Most interesting is a stele (grave-marker) commemorating the founder Kineas, erected by Clearchus, a visitor from Greece c.290 BC - almost certainly the pupil of Aristotle, Clearchus of Soli. On the stele were inscribed the "15 maxims" - attributed to the Seven Sages, also to be found in Delphi. It's a sort of Greek "mission statement", defining the core values of Greekness - the citizens of Aï Khanum were keen to be seen as Greeks.
An old man from Ai Khanum; possibly a Greek philosopher?
And then, after only 150 years of existence, as a crucial link along the Silk Road connecting China and India with Persia and the Mediterranean, it was largely abandoned; soon to be destroyed by Nomads, probably the Saka from the north-east. They set fire to the palace and robbed the treasury. Locals squatted among the ruins for a few years. There followed a second destruction by the Yuezhi.

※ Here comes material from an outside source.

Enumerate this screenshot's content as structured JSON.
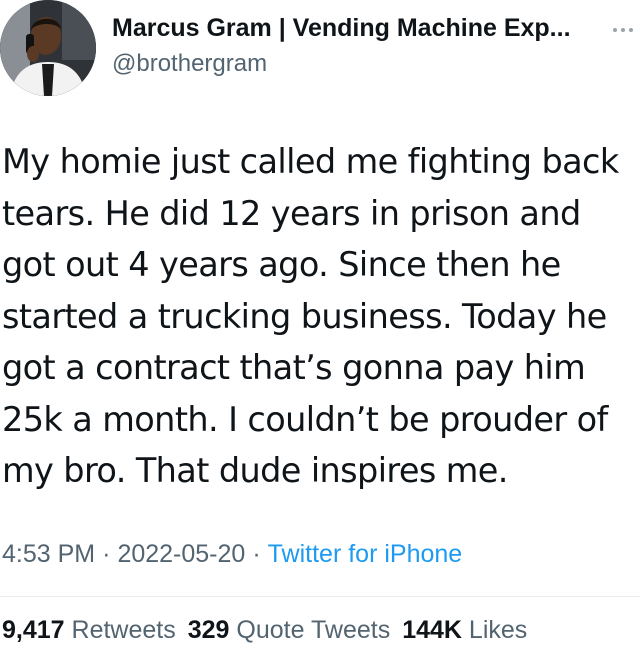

And from then it remained unknown until French archaeologists uncovered it in the 1960s - in time for a third destruction by the Taliban in 2001. A wonderful small statue of a youth, vandalised in antiquity, was painstakingly restored - only to be smashed again. The site has also been systematically looted by various armies since the Russian invasion of 1979.
Plutarch wrote that people in the east "are still reading Homer and reciting the tragedies of Euripides and Sophocles"; and perhaps performing them in the theatre. But Greeks were probably only the upper class. Was the vast theatre ever filled? Not everything is Greek: artefacts found there reveal the extent of trade and influence from India and the east. See also Bactria page.
VIDEO (claiming it was founded by Alexander)
A PIECE I WROTE ON AI KHANUM IN 2011 after visiting the British Museum Afghanistan exhibition.
Good to be Greek?
But was all this Greek influence a good thing for the peoples of the former Persian empire? The vast territory was beginning to get connected to the rest of the world - both east and west. Trade flourished, whatever the political and military situation might have been - and Greeks and the Greek language were a driving force in the opening up of Asia to trade. It was the prosperity of the Greco-Bactrian dynasty that encouraged China to develop the Silk Route. The Silk Route enriched the Parthians, in particular, the fortunate middle-men as ideas and goods were exchanged across Eurasia. It was a sweet irony that Roman ladies were able to dress themselves in Chinese silks thanks to the Parthians, deadly enemies of Rome.